- RECORDS FOR THIS EXERCISE -
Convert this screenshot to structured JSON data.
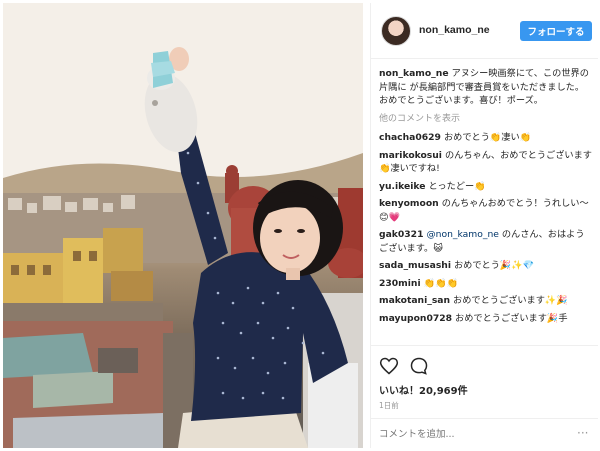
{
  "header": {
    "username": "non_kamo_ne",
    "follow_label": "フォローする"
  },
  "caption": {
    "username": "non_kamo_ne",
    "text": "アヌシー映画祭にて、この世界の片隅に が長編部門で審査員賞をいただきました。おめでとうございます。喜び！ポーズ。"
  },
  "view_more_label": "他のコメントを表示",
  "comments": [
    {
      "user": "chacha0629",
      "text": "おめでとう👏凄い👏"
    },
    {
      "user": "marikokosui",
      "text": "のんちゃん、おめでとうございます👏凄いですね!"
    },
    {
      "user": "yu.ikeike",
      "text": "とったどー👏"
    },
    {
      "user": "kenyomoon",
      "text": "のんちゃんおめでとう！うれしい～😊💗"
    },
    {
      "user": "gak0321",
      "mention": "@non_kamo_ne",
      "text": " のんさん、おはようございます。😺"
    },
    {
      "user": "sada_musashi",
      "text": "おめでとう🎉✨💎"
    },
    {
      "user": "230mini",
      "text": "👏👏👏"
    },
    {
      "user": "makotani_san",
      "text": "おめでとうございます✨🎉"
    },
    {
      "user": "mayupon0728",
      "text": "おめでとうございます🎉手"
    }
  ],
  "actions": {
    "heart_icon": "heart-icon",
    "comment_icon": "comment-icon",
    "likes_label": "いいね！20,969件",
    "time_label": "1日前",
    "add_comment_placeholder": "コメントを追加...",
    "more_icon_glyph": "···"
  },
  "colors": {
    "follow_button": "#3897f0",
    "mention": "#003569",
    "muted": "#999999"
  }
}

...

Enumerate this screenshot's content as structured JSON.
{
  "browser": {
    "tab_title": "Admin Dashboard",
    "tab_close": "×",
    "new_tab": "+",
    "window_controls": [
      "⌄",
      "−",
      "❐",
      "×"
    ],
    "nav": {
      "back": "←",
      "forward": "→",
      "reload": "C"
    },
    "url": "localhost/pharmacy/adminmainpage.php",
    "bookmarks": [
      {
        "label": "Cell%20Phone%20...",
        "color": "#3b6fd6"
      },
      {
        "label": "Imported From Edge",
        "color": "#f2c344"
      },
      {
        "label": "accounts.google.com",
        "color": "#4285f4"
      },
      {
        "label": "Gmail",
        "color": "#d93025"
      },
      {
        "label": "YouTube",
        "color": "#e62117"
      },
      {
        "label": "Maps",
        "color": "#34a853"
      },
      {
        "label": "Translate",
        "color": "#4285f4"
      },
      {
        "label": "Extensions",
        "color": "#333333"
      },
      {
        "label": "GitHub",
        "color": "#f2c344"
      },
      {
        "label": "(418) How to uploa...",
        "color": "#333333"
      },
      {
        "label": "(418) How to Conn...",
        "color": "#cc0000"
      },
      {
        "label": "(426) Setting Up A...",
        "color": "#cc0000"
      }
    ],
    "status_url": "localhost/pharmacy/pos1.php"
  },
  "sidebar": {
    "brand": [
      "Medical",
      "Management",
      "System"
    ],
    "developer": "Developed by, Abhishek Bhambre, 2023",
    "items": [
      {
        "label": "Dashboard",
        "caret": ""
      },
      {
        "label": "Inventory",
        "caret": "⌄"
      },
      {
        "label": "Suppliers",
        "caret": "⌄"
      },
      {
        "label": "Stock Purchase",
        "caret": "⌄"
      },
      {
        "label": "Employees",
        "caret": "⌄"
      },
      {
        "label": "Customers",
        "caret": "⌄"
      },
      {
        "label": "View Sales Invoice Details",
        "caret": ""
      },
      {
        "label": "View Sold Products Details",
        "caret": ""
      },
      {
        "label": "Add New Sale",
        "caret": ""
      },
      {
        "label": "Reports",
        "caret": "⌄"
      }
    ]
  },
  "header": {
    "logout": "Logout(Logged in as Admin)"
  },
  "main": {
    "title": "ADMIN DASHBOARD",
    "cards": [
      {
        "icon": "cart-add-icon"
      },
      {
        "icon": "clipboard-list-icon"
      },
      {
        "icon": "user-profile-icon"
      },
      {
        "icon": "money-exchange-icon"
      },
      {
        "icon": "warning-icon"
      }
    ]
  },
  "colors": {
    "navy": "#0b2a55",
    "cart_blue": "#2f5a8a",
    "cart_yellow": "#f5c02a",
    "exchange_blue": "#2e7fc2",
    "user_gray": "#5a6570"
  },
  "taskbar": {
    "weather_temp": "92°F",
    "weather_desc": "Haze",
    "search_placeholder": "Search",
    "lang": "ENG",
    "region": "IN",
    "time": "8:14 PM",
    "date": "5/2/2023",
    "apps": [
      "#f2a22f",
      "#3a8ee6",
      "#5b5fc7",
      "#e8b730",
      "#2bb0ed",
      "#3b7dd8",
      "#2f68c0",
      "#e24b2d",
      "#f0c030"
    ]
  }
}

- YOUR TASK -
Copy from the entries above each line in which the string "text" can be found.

- TASK OUTPUT -
    "text": "アヌシー映画祭にて、この世界の片隅に が長編部門で審査員賞をいただきました。おめでとうございます。喜び！ポーズ。"
      "text": "おめでとう👏凄い👏"
      "text": "のんちゃん、おめでとうございます👏凄いですね!"
      "text": "とったどー👏"
      "text": "のんちゃんおめでとう！うれしい～😊💗"
      "text": " のんさん、おはようございます。😺"
      "text": "おめでとう🎉✨💎"
      "text": "👏👏👏"
      "text": "おめでとうございます✨🎉"
      "text": "おめでとうございます🎉手"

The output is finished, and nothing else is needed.